#### [WHAT YOU WILL DO]
Pull each line with the string "JSON" from the entries.

▬▬▬

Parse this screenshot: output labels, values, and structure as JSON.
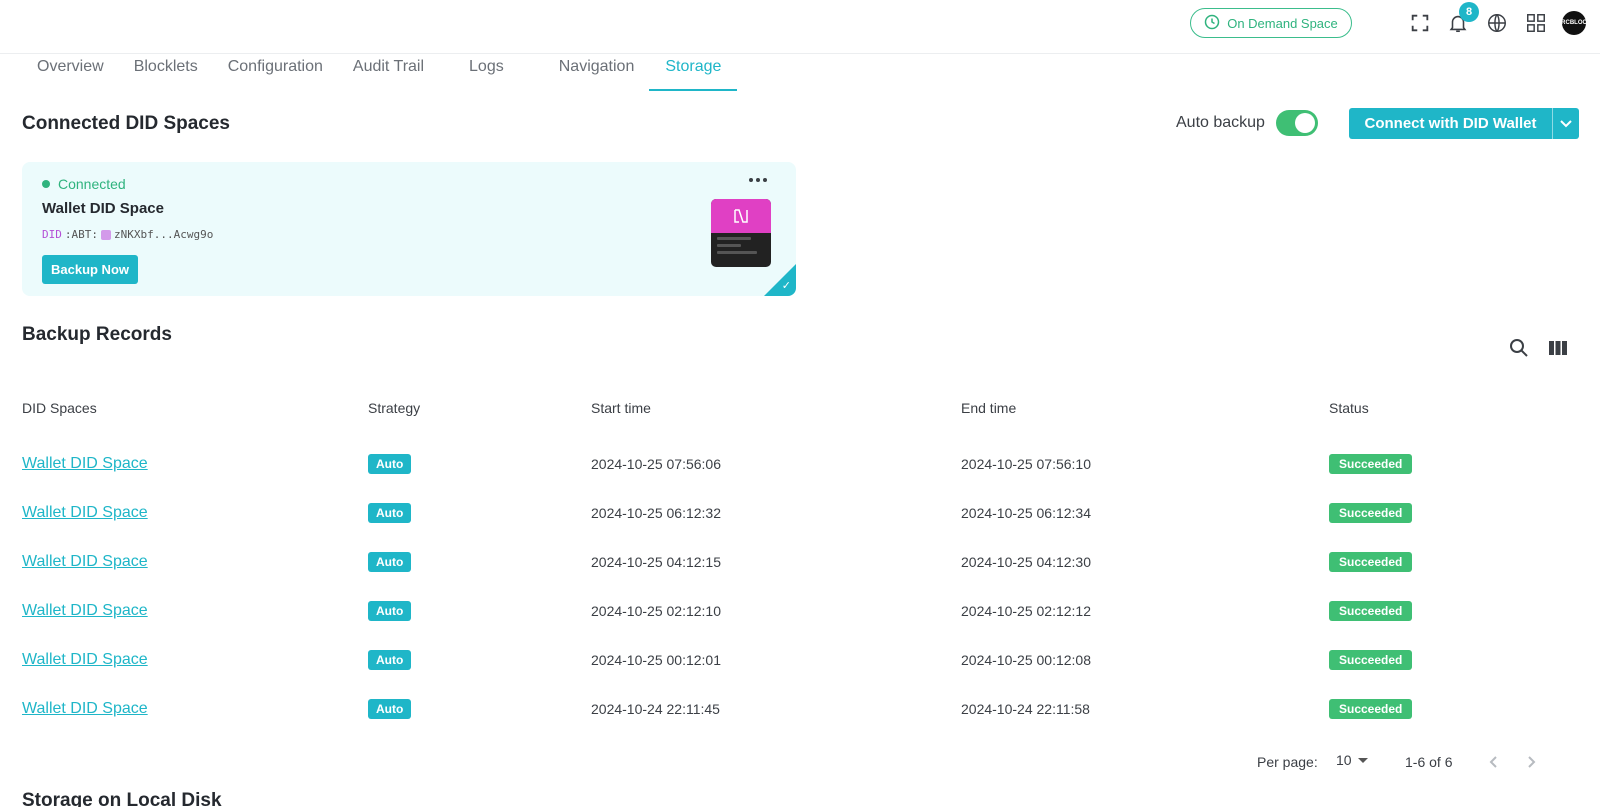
{
  "topbar": {
    "on_demand_label": "On Demand Space",
    "notification_count": "8",
    "avatar_text": "ARCBLOCK"
  },
  "tabs": [
    {
      "label": "Overview",
      "active": false
    },
    {
      "label": "Blocklets",
      "active": false
    },
    {
      "label": "Configuration",
      "active": false
    },
    {
      "label": "Audit Trail",
      "active": false
    },
    {
      "label": "Logs",
      "active": false
    },
    {
      "label": "Navigation",
      "active": false
    },
    {
      "label": "Storage",
      "active": true
    }
  ],
  "connected": {
    "title": "Connected DID Spaces",
    "auto_backup_label": "Auto backup",
    "auto_backup_on": true,
    "connect_label": "Connect with DID Wallet",
    "card": {
      "status": "Connected",
      "name": "Wallet DID Space",
      "did_prefix": "DID",
      "did_type": ":ABT:",
      "did_value": "zNKXbf...Acwg9o",
      "backup_label": "Backup Now"
    }
  },
  "records": {
    "title": "Backup Records",
    "columns": [
      "DID Spaces",
      "Strategy",
      "Start time",
      "End time",
      "Status"
    ],
    "rows": [
      {
        "space": "Wallet DID Space",
        "strategy": "Auto",
        "start": "2024-10-25 07:56:06",
        "end": "2024-10-25 07:56:10",
        "status": "Succeeded"
      },
      {
        "space": "Wallet DID Space",
        "strategy": "Auto",
        "start": "2024-10-25 06:12:32",
        "end": "2024-10-25 06:12:34",
        "status": "Succeeded"
      },
      {
        "space": "Wallet DID Space",
        "strategy": "Auto",
        "start": "2024-10-25 04:12:15",
        "end": "2024-10-25 04:12:30",
        "status": "Succeeded"
      },
      {
        "space": "Wallet DID Space",
        "strategy": "Auto",
        "start": "2024-10-25 02:12:10",
        "end": "2024-10-25 02:12:12",
        "status": "Succeeded"
      },
      {
        "space": "Wallet DID Space",
        "strategy": "Auto",
        "start": "2024-10-25 00:12:01",
        "end": "2024-10-25 00:12:08",
        "status": "Succeeded"
      },
      {
        "space": "Wallet DID Space",
        "strategy": "Auto",
        "start": "2024-10-24 22:11:45",
        "end": "2024-10-24 22:11:58",
        "status": "Succeeded"
      }
    ],
    "pagination": {
      "per_page_label": "Per page:",
      "per_page_value": "10",
      "range": "1-6 of 6"
    }
  },
  "local_disk": {
    "title": "Storage on Local Disk"
  },
  "colors": {
    "accent": "#1fb6c8",
    "success": "#3fbf74"
  }
}
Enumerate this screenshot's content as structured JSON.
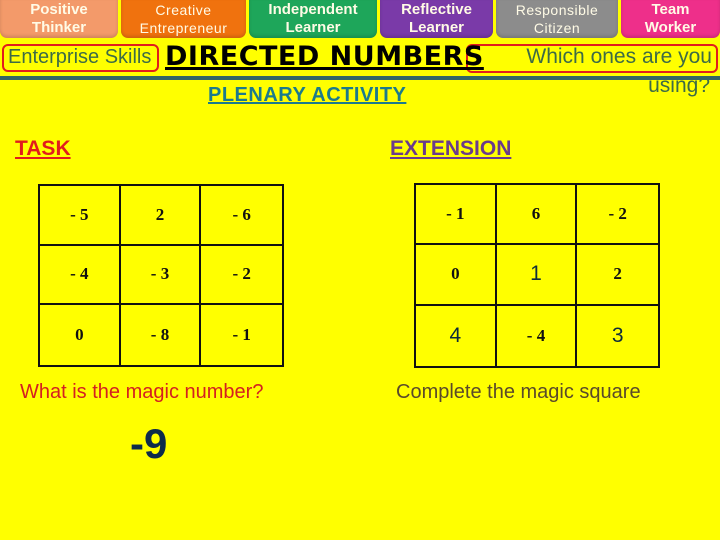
{
  "skill_tabs": [
    {
      "line1": "Positive",
      "line2": "Thinker",
      "color": "#f39a6a"
    },
    {
      "line1": "Creative",
      "line2": "Entrepreneur",
      "color": "#f0720e"
    },
    {
      "line1": "Independent",
      "line2": "Learner",
      "color": "#1ea65a"
    },
    {
      "line1": "Reflective",
      "line2": "Learner",
      "color": "#7a3aa8"
    },
    {
      "line1": "Responsible",
      "line2": "Citizen",
      "color": "#8c8c8c"
    },
    {
      "line1": "Team",
      "line2": "Worker",
      "color": "#ee2f8a"
    }
  ],
  "header": {
    "enterprise_label": "Enterprise Skills",
    "title": "DIRECTED NUMBERS",
    "which_line1": "Which ones are you",
    "which_line2": "using?",
    "subtitle": "PLENARY ACTIVITY"
  },
  "task": {
    "heading": "TASK",
    "grid": [
      [
        "- 5",
        "2",
        "- 6"
      ],
      [
        "-  4",
        "- 3",
        "- 2"
      ],
      [
        "0",
        "- 8",
        "- 1"
      ]
    ],
    "question": "What is the magic number?",
    "answer": "-9"
  },
  "extension": {
    "heading": "EXTENSION",
    "grid": [
      [
        "- 1",
        "6",
        "- 2"
      ],
      [
        "0",
        "1",
        "2"
      ],
      [
        "4",
        "- 4",
        "3"
      ]
    ],
    "instruction": "Complete the magic square"
  },
  "colors": {
    "background": "#ffff00",
    "title": "#000000",
    "subtitle": "#1b7a8c",
    "task_heading": "#e11d1d",
    "extension_heading": "#6a3b8c"
  }
}
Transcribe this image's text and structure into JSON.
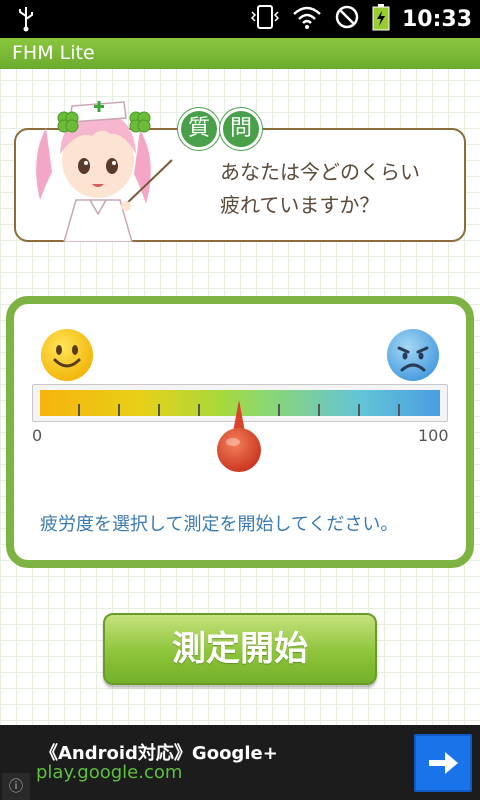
{
  "status_bar": {
    "time": "10:33"
  },
  "app": {
    "title": "FHM Lite"
  },
  "question": {
    "badge_chars": [
      "質",
      "問"
    ],
    "text": "あなたは今どのくらい\n疲れていますか？"
  },
  "scale": {
    "min_label": "0",
    "max_label": "100",
    "value": 50,
    "instruction": "疲労度を選択して測定を開始してください。"
  },
  "start_button": {
    "label": "測定開始"
  },
  "ad": {
    "title": "《Android対応》Google+",
    "url": "play.google.com"
  },
  "colors": {
    "accent_green": "#7cb342",
    "title_bar": "#7bbb36",
    "badge_green": "#4aa04a",
    "instruction_blue": "#3a7ab0",
    "ad_url_green": "#5fbf3f",
    "ad_button_blue": "#1a73e8"
  }
}
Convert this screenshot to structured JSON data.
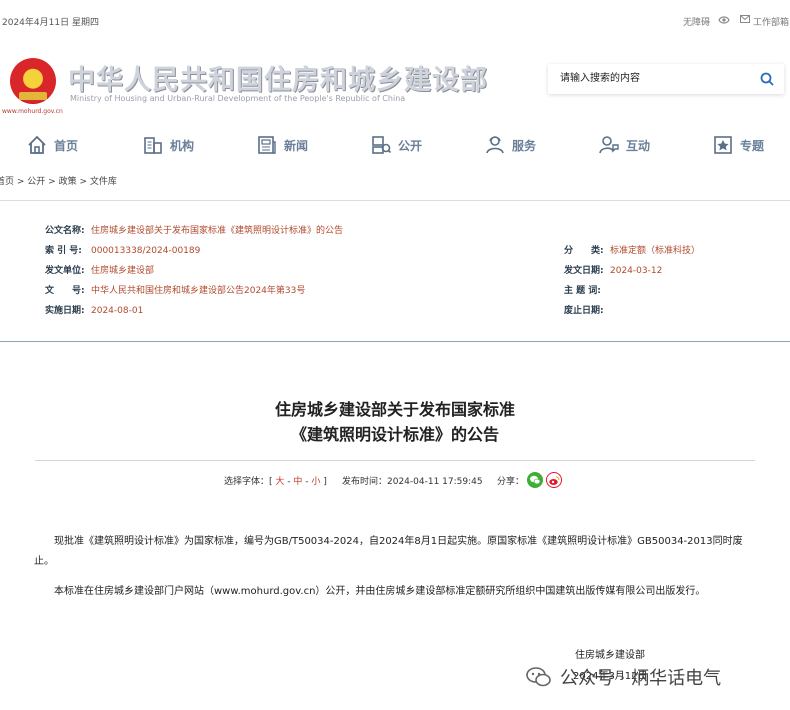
{
  "topbar": {
    "date": "2024年4月11日 星期四",
    "accessibility": "无障碍",
    "work_portal": "工作部箱"
  },
  "header": {
    "title_cn": "中华人民共和国住房和城乡建设部",
    "title_en": "Ministry of Housing and Urban-Rural Development of the People's Republic of China",
    "site_url": "www.mohurd.gov.cn",
    "search_placeholder": "请输入搜索的内容"
  },
  "nav": [
    {
      "label": "首页",
      "icon": "home-icon"
    },
    {
      "label": "机构",
      "icon": "building-icon"
    },
    {
      "label": "新闻",
      "icon": "news-icon"
    },
    {
      "label": "公开",
      "icon": "disclosure-icon"
    },
    {
      "label": "服务",
      "icon": "service-icon"
    },
    {
      "label": "互动",
      "icon": "interaction-icon"
    },
    {
      "label": "专题",
      "icon": "topic-icon"
    }
  ],
  "breadcrumb": [
    "首页",
    "公开",
    "政策",
    "文件库"
  ],
  "info": {
    "title_k": "公文名称:",
    "title_v": "住房城乡建设部关于发布国家标准《建筑照明设计标准》的公告",
    "index_k": "索 引 号:",
    "index_v": "000013338/2024-00189",
    "unit_k": "发文单位:",
    "unit_v": "住房城乡建设部",
    "docno_k": "文　　号:",
    "docno_v": "中华人民共和国住房和城乡建设部公告2024年第33号",
    "impl_k": "实施日期:",
    "impl_v": "2024-08-01",
    "cat_k": "分　　类:",
    "cat_v": "标准定额（标准科技）",
    "date_k": "发文日期:",
    "date_v": "2024-03-12",
    "subject_k": "主 题 词:",
    "subject_v": "",
    "abolish_k": "废止日期:",
    "abolish_v": ""
  },
  "article": {
    "title_line1": "住房城乡建设部关于发布国家标准",
    "title_line2": "《建筑照明设计标准》的公告",
    "font_label": "选择字体：[",
    "font_large": "大",
    "font_mid": "中",
    "font_small": "小",
    "font_end": "]",
    "sep": "-",
    "publish_time": "发布时间：2024-04-11 17:59:45",
    "share_label": "分享：",
    "para1": "现批准《建筑照明设计标准》为国家标准，编号为GB/T50034-2024，自2024年8月1日起实施。原国家标准《建筑照明设计标准》GB50034-2013同时废止。",
    "para2": "本标准在住房城乡建设部门户网站（www.mohurd.gov.cn）公开，并由住房城乡建设部标准定额研究所组织中国建筑出版传媒有限公司出版发行。",
    "sig_org": "住房城乡建设部",
    "sig_date": "2024年3月12日"
  },
  "watermark": "公众号 · 炳华话电气",
  "colors": {
    "accent": "#b14a2c",
    "nav_text": "#6a7f99",
    "wechat": "#3cb034",
    "weibo": "#e6162d"
  }
}
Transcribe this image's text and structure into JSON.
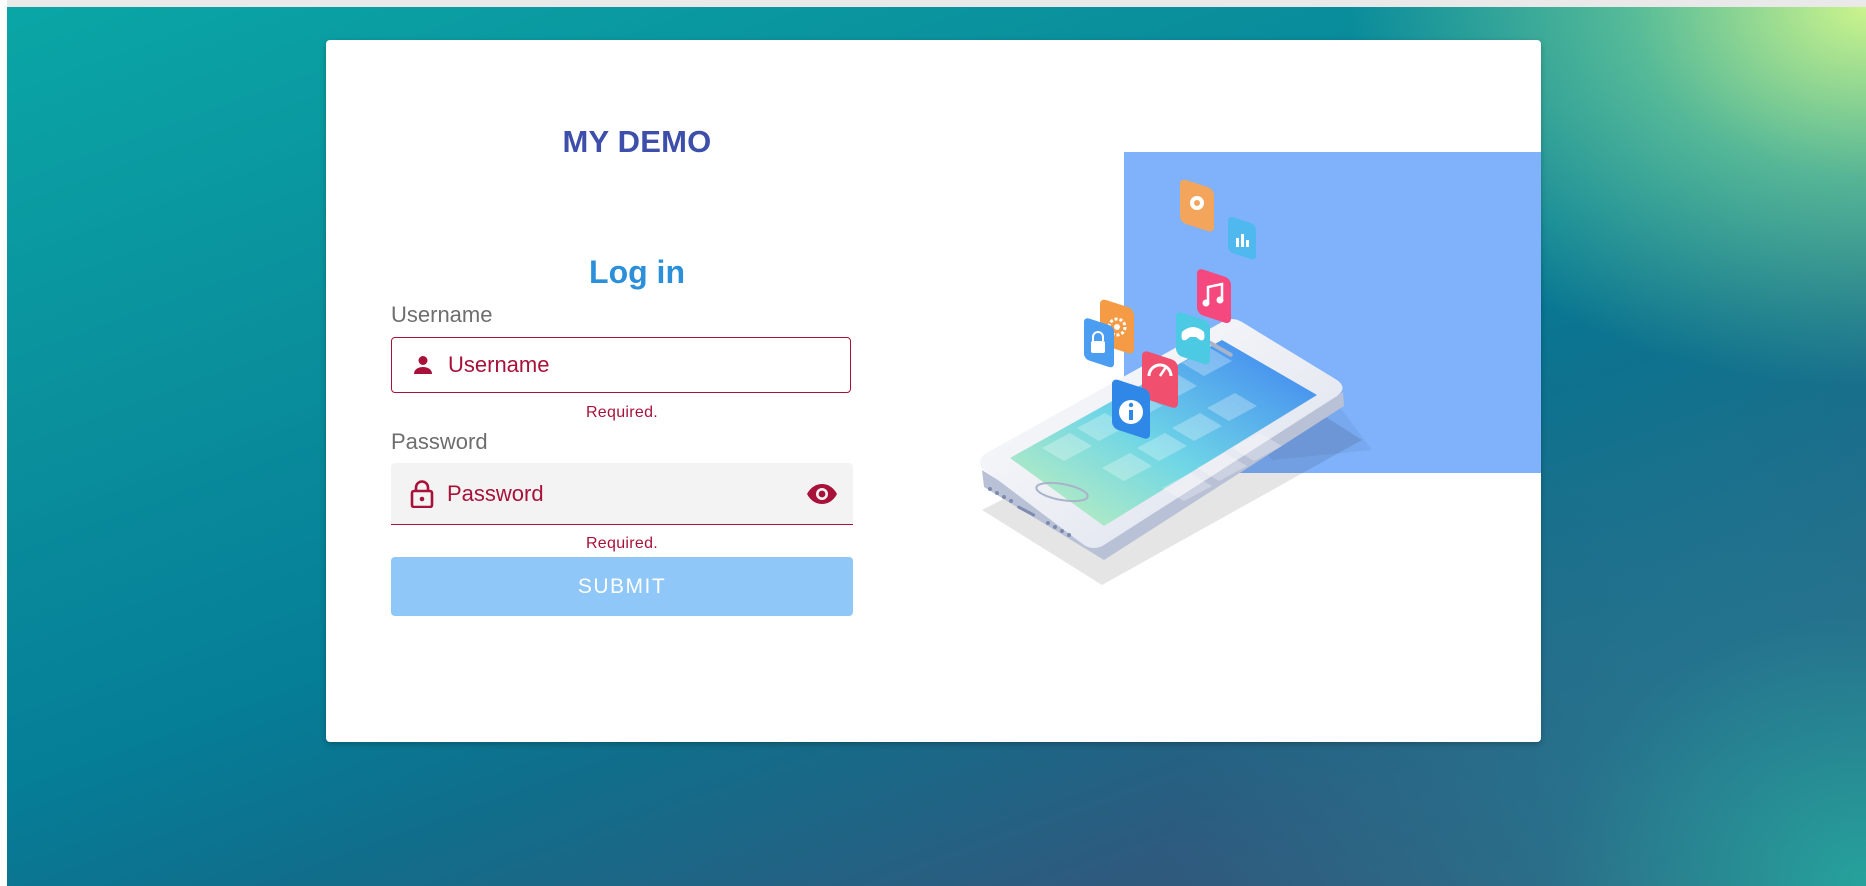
{
  "brand": "MY DEMO",
  "form": {
    "heading": "Log in",
    "username": {
      "label": "Username",
      "placeholder": "Username",
      "error": "Required.",
      "icon": "person-icon"
    },
    "password": {
      "label": "Password",
      "placeholder": "Password",
      "error": "Required.",
      "icon": "lock-icon",
      "toggle_icon": "eye-icon"
    },
    "submit_label": "SUBMIT"
  },
  "colors": {
    "brand": "#3d4faa",
    "heading": "#2c8fd9",
    "error": "#a8123a",
    "submit_bg": "#8ec7f8",
    "illustration_panel": "#7fb2fb"
  },
  "illustration": {
    "icons": [
      "camera-icon",
      "chart-icon",
      "music-icon",
      "settings-icon",
      "lock-icon",
      "gamepad-icon",
      "speedometer-icon",
      "info-icon"
    ]
  }
}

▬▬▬

#### [OUTPUT]
Parse this screenshot: output labels, values, and structure as JSON.
Enumerate this screenshot's content as structured JSON.
Transcribe this image's text and structure into JSON.
Convert this screenshot to structured JSON data.
Transcribe this image's text and structure into JSON.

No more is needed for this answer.